- "Welcome to the Association of Municipal Administrators of New Brunswick". The Association of Municipal Administrators of New Brunswick. 2015. Retrieved August 16, 2015.
- "Municipalities Act (R.S.N.B. 1973, c. M-22)". Government of New Brunswick. 1973. Retrieved April 24, 2015.
- "Types of Local Governments". Government of New Brunswick. 2015. Retrieved March 20, 2015.
- "Community Profiles". Government of New Brunswick. 2015. Retrieved January 17, 2016.
- "Municipalities (Cities, Towns, Villages) and Rural Communities". Government of New Brunswick. Retrieved January 6, 2016.
- "Provincial Archives of New Brunswick". Government of New Brunswick. 2015. Retrieved January 17, 2016.
- "Population and dwelling counts, for Canada, provinces and territories, and census subdivisions (municipalities), 2016 and 2011 censuses – 100% data (New Brunswick)". Statistics Canada. February 8, 2017. Retrieved February 11, 2017.
- "Establishing the Regional Municipality of Grand Tracadie-Sheila" (PDF). New Brunswick Department of Environment and Local Government. February 2014. Retrieved September 20, 2014.

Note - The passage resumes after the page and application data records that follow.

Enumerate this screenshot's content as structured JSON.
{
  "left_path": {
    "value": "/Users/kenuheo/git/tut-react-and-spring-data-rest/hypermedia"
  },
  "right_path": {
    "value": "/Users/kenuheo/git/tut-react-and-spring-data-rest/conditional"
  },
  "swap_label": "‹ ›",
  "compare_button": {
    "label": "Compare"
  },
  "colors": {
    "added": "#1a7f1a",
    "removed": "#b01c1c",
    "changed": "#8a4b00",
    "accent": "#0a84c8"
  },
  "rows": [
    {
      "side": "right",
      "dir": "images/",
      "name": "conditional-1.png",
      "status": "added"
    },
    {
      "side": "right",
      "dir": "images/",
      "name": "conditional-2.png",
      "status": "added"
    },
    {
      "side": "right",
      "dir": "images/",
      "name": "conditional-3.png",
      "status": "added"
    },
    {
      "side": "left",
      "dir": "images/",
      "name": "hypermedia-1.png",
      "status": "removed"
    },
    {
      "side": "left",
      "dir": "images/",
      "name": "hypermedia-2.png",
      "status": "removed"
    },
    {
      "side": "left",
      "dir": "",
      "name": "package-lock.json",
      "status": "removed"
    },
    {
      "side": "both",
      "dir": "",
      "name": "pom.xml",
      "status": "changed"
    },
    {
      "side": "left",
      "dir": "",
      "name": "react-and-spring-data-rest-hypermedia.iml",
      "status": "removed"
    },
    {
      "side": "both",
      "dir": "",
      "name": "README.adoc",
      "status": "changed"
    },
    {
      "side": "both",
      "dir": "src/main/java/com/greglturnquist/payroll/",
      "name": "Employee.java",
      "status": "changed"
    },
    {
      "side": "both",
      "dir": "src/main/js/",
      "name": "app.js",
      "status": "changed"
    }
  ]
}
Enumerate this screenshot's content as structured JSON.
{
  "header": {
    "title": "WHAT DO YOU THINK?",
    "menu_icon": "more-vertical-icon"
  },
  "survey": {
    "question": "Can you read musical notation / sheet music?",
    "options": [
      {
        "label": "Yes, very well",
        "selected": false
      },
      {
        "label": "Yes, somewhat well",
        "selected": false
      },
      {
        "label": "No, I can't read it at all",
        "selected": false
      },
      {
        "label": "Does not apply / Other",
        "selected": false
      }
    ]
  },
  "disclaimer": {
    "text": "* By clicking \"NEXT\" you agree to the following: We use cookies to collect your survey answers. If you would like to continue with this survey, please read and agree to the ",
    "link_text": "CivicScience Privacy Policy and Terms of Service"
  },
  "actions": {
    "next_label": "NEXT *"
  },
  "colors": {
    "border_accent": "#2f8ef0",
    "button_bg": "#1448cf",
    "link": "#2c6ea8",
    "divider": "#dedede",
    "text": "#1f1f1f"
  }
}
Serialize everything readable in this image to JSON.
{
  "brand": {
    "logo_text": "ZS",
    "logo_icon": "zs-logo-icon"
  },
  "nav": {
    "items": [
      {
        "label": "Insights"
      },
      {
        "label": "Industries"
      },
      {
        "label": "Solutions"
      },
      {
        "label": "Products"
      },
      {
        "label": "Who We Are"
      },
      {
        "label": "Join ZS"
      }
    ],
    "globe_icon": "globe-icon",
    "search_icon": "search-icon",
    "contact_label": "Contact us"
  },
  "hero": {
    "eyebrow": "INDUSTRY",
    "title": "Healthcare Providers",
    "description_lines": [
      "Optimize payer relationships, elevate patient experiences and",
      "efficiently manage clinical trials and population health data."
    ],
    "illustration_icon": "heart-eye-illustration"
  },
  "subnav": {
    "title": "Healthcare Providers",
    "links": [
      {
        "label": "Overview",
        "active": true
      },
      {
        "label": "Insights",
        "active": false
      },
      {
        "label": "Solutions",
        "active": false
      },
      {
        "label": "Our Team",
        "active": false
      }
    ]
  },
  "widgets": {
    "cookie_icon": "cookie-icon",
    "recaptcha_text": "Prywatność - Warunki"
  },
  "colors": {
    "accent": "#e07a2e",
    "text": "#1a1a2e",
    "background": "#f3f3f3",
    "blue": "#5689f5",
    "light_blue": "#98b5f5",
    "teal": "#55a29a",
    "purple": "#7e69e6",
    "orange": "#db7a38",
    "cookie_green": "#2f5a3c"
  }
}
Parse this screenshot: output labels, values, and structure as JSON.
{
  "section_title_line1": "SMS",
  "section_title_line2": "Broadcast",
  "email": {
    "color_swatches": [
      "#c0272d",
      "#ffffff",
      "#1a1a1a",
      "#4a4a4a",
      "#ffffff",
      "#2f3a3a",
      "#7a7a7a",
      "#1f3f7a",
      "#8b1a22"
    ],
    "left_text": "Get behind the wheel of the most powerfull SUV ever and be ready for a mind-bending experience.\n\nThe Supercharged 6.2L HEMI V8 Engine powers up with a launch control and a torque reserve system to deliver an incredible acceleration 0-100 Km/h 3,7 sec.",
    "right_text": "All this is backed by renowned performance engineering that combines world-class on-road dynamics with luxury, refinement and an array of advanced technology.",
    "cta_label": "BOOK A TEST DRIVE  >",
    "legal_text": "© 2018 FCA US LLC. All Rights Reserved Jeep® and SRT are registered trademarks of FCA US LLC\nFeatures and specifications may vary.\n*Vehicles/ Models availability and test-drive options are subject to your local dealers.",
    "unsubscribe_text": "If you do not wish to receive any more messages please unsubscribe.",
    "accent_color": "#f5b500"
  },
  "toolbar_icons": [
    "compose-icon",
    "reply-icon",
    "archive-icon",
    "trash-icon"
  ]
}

- "Rural Community of Kedgwick Regulation – Municipalities Act" (PDF). Queen's Printer for New Brunswick. March 15, 2012. p. 2. Retrieved September 22, 2014.
- "Rural Community of Cocagne Regulation – Municipalities Act" (PDF). Queen's Printer for New Brunswick. March 28, 2014. p. 2. Retrieved September 22, 2014.
- "Rural Community of Hanwell Regulation – Municipalities Act" (PDF). Queen's Printer for New Brunswick. March 28, 2014. p. 2. Retrieved September 22, 2014.
- "Miramichi picks Adam Lordon as new mayor". CBC. November 14, 2016. Retrieved November 21, 2016.
- "No amalgamation for Sussex area, Haut-Madawaska". CBC. November 9, 2015. Retrieved November 21, 2016.
- "Provincial Archives of New Brunswick". Government of New Brunswick. 2015. Retrieved March 6, 2015.
- "Regional Municipality of Grand Tracadie-Sheila Regulation – Municipalities Act" (PDF). Government of New Brunswick Office of the Attorney General. March 28, 2014. p. 3. Retrieved September 17, 2014.
- "Rural Community of Beaubassin East Regulation – Municipalities Act" (PDF). Queen's Printer for New Brunswick. March 24, 1995. p. 6. Retrieved September 22, 2014.
- "Rural Community of Campobello Island Regulation – Municipalities Act" (PDF). Queen's Printer for New Brunswick. August 31, 2010. p. 2. Retrieved September 22, 2014.
- "Rural Community of Saint-André Regulation – Municipalities Act" (PDF). Queen's Printer for New Brunswick. May 26, 2006. p. 4. Retrieved September 22, 2014.
- "Rural Community of Upper Miramichi Regulation – Municipalities Act" (PDF). Queen's Printer for New Brunswick. March 17, 2008. p. 4. Retrieved September 22, 2014.